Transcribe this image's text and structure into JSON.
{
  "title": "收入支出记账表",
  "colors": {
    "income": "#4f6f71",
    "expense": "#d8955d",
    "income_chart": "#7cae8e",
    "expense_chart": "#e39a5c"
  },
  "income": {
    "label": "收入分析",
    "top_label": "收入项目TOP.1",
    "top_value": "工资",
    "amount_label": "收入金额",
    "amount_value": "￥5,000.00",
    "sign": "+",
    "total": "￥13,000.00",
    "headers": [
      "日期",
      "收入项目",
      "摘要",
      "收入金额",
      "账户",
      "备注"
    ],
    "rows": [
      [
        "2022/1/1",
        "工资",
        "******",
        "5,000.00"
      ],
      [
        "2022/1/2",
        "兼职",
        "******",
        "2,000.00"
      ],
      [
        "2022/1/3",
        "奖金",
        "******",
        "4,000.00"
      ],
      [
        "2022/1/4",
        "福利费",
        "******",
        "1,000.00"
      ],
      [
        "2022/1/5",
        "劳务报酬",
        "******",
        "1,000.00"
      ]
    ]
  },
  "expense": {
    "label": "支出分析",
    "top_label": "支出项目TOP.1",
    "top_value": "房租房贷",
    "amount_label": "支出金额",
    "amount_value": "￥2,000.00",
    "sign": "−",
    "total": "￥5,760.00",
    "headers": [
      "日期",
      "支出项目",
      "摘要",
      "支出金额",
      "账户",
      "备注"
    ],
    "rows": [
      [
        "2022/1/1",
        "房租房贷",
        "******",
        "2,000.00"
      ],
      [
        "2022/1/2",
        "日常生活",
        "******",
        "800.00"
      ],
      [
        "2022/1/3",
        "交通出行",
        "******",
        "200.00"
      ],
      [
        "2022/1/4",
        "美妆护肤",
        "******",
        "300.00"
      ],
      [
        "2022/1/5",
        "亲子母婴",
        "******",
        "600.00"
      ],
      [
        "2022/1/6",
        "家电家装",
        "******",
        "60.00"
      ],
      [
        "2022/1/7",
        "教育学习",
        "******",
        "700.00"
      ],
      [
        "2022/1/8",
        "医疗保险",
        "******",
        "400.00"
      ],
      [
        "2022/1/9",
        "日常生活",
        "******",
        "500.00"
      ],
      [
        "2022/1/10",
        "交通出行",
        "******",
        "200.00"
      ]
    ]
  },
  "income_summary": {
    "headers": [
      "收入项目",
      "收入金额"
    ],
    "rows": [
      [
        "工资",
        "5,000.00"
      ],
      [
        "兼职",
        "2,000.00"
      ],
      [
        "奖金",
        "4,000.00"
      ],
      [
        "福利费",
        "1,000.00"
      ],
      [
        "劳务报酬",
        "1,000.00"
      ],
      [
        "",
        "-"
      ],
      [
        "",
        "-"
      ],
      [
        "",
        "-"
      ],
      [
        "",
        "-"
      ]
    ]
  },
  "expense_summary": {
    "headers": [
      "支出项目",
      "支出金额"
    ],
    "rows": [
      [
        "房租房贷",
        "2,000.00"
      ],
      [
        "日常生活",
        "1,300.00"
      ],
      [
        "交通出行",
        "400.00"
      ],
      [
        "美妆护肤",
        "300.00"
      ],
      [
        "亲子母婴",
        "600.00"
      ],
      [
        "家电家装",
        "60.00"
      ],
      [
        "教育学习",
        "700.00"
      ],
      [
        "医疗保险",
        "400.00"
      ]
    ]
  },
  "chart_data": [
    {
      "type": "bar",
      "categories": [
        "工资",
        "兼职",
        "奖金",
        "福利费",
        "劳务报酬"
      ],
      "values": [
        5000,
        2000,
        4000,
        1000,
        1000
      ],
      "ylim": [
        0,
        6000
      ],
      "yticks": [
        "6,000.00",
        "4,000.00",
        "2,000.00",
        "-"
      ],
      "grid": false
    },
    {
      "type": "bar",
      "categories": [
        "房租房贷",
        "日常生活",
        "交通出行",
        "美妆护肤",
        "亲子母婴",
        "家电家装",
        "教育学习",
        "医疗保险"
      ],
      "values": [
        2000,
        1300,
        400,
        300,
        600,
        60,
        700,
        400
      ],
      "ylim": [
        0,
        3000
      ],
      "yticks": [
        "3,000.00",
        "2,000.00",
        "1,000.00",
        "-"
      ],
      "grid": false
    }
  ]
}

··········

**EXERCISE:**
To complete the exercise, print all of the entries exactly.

**WRITTEN RESPONSE:**
Transcribe this image's text and structure into JSON.
{
  "title": "收入支出记账表",
  "colors": {
    "income": "#4f6f71",
    "expense": "#d8955d",
    "income_chart": "#7cae8e",
    "expense_chart": "#e39a5c"
  },
  "income": {
    "label": "收入分析",
    "top_label": "收入项目TOP.1",
    "top_value": "工资",
    "amount_label": "收入金额",
    "amount_value": "￥5,000.00",
    "sign": "+",
    "total": "￥13,000.00",
    "headers": [
      "日期",
      "收入项目",
      "摘要",
      "收入金额",
      "账户",
      "备注"
    ],
    "rows": [
      [
        "2022/1/1",
        "工资",
        "******",
        "5,000.00"
      ],
      [
        "2022/1/2",
        "兼职",
        "******",
        "2,000.00"
      ],
      [
        "2022/1/3",
        "奖金",
        "******",
        "4,000.00"
      ],
      [
        "2022/1/4",
        "福利费",
        "******",
        "1,000.00"
      ],
      [
        "2022/1/5",
        "劳务报酬",
        "******",
        "1,000.00"
      ]
    ]
  },
  "expense": {
    "label": "支出分析",
    "top_label": "支出项目TOP.1",
    "top_value": "房租房贷",
    "amount_label": "支出金额",
    "amount_value": "￥2,000.00",
    "sign": "−",
    "total": "￥5,760.00",
    "headers": [
      "日期",
      "支出项目",
      "摘要",
      "支出金额",
      "账户",
      "备注"
    ],
    "rows": [
      [
        "2022/1/1",
        "房租房贷",
        "******",
        "2,000.00"
      ],
      [
        "2022/1/2",
        "日常生活",
        "******",
        "800.00"
      ],
      [
        "2022/1/3",
        "交通出行",
        "******",
        "200.00"
      ],
      [
        "2022/1/4",
        "美妆护肤",
        "******",
        "300.00"
      ],
      [
        "2022/1/5",
        "亲子母婴",
        "******",
        "600.00"
      ],
      [
        "2022/1/6",
        "家电家装",
        "******",
        "60.00"
      ],
      [
        "2022/1/7",
        "教育学习",
        "******",
        "700.00"
      ],
      [
        "2022/1/8",
        "医疗保险",
        "******",
        "400.00"
      ],
      [
        "2022/1/9",
        "日常生活",
        "******",
        "500.00"
      ],
      [
        "2022/1/10",
        "交通出行",
        "******",
        "200.00"
      ]
    ]
  },
  "income_summary": {
    "headers": [
      "收入项目",
      "收入金额"
    ],
    "rows": [
      [
        "工资",
        "5,000.00"
      ],
      [
        "兼职",
        "2,000.00"
      ],
      [
        "奖金",
        "4,000.00"
      ],
      [
        "福利费",
        "1,000.00"
      ],
      [
        "劳务报酬",
        "1,000.00"
      ],
      [
        "",
        "-"
      ],
      [
        "",
        "-"
      ],
      [
        "",
        "-"
      ],
      [
        "",
        "-"
      ]
    ]
  },
  "expense_summary": {
    "headers": [
      "支出项目",
      "支出金额"
    ],
    "rows": [
      [
        "房租房贷",
        "2,000.00"
      ],
      [
        "日常生活",
        "1,300.00"
      ],
      [
        "交通出行",
        "400.00"
      ],
      [
        "美妆护肤",
        "300.00"
      ],
      [
        "亲子母婴",
        "600.00"
      ],
      [
        "家电家装",
        "60.00"
      ],
      [
        "教育学习",
        "700.00"
      ],
      [
        "医疗保险",
        "400.00"
      ]
    ]
  },
  "chart_data": [
    {
      "type": "bar",
      "categories": [
        "工资",
        "兼职",
        "奖金",
        "福利费",
        "劳务报酬"
      ],
      "values": [
        5000,
        2000,
        4000,
        1000,
        1000
      ],
      "ylim": [
        0,
        6000
      ],
      "yticks": [
        "6,000.00",
        "4,000.00",
        "2,000.00",
        "-"
      ],
      "grid": false
    },
    {
      "type": "bar",
      "categories": [
        "房租房贷",
        "日常生活",
        "交通出行",
        "美妆护肤",
        "亲子母婴",
        "家电家装",
        "教育学习",
        "医疗保险"
      ],
      "values": [
        2000,
        1300,
        400,
        300,
        600,
        60,
        700,
        400
      ],
      "ylim": [
        0,
        3000
      ],
      "yticks": [
        "3,000.00",
        "2,000.00",
        "1,000.00",
        "-"
      ],
      "grid": false
    }
  ]
}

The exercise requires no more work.